With its approximately 1.800 species, subspecies and varieties of flowering plants, Cyprus is an extremely interesting place for nature lovers and has all the attributes which make it a botanist's paradise. Being an island, it is sufficiently isolated to allow the evolution of a strong endemic flowering element. At the same time, being surrounded by big continents, it incorporates botanical elements of the neighbouring land masses. About 7% of the indigenous plants of the island - 140 different species and subspecies - are endemic to Cyprus.
The present-day fauna of Cyprus includes some 7 species of land mammals, 26 species of amphibians and reptiles, 365 species of birds, and a great variety of insects, while the coastal waters of the island give shelter to 197 fish species and various species of crabs, sponges and echinodermata.
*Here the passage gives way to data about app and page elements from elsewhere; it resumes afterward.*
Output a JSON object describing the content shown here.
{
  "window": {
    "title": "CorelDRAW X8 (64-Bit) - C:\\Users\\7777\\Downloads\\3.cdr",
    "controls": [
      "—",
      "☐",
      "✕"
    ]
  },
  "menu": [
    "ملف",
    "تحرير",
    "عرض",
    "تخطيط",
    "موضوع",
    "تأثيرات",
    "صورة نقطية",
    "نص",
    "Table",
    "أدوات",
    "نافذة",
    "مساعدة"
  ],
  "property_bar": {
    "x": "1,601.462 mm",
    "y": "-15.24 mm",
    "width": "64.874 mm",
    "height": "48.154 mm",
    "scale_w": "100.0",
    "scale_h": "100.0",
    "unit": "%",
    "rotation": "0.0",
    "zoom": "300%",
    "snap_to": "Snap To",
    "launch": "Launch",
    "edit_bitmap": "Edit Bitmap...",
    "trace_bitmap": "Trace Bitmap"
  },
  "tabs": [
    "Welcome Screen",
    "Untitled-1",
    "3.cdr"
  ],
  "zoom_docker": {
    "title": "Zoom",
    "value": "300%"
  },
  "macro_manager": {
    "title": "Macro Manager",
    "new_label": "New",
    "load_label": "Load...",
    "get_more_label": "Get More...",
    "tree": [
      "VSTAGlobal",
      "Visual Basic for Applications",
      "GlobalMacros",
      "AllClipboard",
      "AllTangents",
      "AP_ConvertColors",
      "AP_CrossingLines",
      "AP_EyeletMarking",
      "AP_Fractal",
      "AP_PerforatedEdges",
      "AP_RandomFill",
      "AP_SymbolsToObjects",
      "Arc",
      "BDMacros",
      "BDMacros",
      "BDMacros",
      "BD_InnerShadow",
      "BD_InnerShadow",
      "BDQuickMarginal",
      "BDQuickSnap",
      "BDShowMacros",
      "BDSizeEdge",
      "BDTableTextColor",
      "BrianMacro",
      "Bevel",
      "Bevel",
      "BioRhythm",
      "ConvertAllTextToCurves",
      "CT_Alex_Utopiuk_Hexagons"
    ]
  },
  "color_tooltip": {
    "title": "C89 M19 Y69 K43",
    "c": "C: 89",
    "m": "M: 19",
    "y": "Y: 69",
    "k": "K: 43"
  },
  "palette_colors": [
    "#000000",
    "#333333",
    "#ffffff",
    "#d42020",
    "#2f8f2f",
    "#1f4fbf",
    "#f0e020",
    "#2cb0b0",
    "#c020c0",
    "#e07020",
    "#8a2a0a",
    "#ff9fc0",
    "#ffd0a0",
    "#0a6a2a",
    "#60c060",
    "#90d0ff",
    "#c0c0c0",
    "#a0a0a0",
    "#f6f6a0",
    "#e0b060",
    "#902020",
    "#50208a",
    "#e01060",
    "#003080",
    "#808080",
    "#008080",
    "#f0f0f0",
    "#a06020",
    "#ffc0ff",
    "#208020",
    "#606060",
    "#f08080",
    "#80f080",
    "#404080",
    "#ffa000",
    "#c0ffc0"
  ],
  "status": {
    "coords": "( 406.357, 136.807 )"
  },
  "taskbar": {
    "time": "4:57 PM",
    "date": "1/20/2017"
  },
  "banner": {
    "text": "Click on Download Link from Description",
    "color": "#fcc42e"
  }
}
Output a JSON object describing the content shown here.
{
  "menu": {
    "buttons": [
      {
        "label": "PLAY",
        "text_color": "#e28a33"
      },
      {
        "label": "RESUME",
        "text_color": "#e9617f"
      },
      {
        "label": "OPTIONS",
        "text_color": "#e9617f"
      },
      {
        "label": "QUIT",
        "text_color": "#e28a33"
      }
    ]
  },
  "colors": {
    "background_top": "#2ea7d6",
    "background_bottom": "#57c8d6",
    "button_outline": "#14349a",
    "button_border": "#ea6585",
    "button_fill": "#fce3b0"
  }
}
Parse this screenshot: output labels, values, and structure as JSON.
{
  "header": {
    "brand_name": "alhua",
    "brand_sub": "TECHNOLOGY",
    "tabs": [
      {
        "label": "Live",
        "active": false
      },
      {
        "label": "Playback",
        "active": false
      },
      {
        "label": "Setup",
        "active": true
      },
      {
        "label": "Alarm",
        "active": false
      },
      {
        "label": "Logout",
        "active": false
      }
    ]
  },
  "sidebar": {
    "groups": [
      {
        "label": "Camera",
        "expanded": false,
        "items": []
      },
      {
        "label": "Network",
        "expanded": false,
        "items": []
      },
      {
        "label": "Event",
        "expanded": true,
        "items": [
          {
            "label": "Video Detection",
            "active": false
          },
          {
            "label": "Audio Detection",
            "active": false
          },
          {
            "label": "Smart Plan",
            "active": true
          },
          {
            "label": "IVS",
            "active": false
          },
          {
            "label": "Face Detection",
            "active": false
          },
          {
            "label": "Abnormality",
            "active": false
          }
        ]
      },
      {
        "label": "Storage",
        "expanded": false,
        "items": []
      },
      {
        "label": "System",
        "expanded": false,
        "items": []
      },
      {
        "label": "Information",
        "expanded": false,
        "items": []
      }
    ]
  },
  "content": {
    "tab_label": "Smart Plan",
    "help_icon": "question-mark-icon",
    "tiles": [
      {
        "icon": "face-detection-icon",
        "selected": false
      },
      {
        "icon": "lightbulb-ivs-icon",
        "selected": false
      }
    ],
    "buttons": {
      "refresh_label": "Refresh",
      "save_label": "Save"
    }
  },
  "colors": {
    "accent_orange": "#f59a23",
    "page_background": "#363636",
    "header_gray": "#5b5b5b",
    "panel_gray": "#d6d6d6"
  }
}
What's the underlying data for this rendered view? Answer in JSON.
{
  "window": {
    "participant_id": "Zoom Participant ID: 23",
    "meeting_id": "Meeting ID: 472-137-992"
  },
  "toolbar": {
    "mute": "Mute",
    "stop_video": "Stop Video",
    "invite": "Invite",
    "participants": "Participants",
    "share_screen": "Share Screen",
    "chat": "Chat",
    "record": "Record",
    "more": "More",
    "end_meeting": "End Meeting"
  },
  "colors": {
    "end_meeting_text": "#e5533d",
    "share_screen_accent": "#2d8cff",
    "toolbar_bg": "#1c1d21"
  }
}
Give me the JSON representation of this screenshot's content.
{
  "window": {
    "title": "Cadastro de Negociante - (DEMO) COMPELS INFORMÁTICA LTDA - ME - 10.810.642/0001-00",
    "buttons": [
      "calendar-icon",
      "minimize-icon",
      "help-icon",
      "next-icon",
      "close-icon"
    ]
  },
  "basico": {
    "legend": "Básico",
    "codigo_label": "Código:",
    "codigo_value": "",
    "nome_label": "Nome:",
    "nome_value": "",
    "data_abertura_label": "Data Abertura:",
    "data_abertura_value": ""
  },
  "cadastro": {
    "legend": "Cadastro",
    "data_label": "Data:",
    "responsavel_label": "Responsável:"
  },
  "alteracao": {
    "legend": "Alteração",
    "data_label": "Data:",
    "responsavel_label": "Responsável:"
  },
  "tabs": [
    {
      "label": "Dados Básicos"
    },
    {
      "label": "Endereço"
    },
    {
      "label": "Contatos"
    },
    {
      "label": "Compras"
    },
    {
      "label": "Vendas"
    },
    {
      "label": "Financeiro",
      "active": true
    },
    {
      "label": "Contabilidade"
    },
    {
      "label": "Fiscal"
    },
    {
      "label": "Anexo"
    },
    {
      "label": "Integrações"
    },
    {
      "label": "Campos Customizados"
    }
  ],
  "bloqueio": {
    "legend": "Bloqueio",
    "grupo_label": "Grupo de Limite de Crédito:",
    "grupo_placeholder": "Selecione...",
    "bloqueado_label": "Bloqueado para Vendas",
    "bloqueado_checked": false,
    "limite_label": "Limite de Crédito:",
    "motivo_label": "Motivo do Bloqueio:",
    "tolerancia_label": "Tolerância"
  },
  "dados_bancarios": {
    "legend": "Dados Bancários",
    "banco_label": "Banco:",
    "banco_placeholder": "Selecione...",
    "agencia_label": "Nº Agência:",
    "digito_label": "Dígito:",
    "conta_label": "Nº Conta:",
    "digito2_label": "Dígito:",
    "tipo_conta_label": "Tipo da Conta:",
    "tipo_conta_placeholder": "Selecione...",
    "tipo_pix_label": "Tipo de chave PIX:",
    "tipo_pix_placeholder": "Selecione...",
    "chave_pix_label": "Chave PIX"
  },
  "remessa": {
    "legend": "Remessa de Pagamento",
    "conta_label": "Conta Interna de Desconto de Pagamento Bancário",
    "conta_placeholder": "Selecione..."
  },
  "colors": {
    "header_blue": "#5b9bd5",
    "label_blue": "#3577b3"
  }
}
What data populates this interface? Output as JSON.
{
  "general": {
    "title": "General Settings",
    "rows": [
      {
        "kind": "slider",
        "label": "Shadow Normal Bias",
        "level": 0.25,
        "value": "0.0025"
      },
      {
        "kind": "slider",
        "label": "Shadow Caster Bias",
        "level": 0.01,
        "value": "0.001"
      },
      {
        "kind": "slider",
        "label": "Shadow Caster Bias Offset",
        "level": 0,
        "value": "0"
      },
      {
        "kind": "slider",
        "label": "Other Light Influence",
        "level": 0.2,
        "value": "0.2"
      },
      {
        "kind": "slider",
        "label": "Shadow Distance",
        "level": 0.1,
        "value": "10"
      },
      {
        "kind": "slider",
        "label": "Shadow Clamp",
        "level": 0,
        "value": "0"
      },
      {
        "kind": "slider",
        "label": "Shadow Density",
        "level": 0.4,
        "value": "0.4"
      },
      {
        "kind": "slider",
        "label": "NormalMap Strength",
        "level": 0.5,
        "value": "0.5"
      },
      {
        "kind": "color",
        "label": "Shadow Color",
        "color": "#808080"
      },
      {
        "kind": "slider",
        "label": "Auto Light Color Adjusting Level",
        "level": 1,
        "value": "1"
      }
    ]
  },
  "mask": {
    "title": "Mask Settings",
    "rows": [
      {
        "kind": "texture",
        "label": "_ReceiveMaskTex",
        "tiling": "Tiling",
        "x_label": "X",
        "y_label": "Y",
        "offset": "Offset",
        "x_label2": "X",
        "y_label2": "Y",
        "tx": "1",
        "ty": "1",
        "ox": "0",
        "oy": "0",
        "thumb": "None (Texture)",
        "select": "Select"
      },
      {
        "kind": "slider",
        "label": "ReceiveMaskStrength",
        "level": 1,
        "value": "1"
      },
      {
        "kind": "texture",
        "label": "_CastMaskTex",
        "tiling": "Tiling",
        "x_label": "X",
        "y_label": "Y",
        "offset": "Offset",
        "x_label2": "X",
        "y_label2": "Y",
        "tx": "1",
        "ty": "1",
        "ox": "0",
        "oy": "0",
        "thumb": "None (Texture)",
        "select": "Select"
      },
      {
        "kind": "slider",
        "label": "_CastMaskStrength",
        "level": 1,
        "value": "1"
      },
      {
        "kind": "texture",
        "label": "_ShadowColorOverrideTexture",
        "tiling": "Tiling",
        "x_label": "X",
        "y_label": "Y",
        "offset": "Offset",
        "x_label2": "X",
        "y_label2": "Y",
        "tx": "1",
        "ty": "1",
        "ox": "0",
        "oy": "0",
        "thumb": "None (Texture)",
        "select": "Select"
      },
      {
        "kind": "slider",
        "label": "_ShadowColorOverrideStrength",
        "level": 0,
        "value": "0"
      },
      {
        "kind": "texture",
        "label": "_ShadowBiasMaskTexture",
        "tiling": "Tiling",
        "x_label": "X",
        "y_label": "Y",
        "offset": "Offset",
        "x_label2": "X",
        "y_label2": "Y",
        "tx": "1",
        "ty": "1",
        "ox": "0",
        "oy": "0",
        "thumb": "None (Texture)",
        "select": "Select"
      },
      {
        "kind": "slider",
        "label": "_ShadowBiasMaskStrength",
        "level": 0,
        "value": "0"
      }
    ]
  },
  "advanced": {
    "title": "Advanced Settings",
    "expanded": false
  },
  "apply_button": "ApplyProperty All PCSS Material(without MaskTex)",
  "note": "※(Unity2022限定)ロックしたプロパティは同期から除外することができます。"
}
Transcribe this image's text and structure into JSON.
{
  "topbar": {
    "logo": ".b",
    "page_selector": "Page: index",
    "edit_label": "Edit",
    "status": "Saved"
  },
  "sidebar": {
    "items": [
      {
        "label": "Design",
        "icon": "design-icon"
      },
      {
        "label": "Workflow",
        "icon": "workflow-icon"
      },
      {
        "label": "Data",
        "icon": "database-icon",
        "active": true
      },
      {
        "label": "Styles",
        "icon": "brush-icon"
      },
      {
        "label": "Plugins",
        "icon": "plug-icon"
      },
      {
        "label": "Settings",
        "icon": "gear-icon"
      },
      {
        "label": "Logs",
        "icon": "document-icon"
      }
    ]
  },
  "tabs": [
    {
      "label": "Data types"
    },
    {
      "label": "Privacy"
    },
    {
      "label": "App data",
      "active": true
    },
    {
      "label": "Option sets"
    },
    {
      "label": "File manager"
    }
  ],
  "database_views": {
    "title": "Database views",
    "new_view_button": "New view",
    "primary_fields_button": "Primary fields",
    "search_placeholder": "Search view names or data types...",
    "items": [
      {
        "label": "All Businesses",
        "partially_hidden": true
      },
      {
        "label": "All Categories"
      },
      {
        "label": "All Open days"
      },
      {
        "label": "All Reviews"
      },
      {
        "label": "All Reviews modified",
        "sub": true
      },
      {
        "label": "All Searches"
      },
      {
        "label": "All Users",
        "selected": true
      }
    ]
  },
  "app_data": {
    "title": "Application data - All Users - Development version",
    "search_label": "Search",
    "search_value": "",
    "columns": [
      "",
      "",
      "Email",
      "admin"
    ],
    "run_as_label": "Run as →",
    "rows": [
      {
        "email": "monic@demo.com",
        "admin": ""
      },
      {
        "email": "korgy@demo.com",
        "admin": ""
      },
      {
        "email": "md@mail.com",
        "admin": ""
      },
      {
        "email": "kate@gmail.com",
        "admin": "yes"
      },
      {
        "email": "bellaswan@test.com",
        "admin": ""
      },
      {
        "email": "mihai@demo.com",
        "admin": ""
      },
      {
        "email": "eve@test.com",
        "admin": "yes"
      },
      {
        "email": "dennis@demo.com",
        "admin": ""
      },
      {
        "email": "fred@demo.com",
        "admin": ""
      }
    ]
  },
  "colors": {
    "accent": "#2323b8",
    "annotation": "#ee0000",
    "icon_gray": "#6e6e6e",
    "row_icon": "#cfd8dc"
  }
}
The largest wild animal on the island is the Cyprus moufflon (Ovis gmelimi ophion), a rare type of wild sheep that can only be found in Cyprus. Cyprus is used by millions of birds as a stopover during their migration from Europe to Africa and back. The main reason for that is the existence on the island of two wetlands, with unique and international importance, namely the Larnaka and Akrotiri salt lakes. From the numerous wild birds of Cyprus, birds of prey are the most fascinating and among them the Eleonora's falcon (Falco eleonorae) and the imperial eagle (Aquila heliaca) are the jewels in the crown. The island’s sea creatures include seals and turtles. Two marine turtles, the Green turtle (Chelona mydas) and the Loggerhead turtle (Caretta caretta) breed regularly on the island's sandy beaches and are strictly protected. The main forest plant species are the Brutia pine (Pinus brutia) and the Black pine (Pinus nigra) found in the Troodos mountain area. The Cyclamen (Cyclamen cyprium) has been declared Cyprus’ national plant while the Golden oak (Quercus alnifolia) has become the island’s national tree.PIO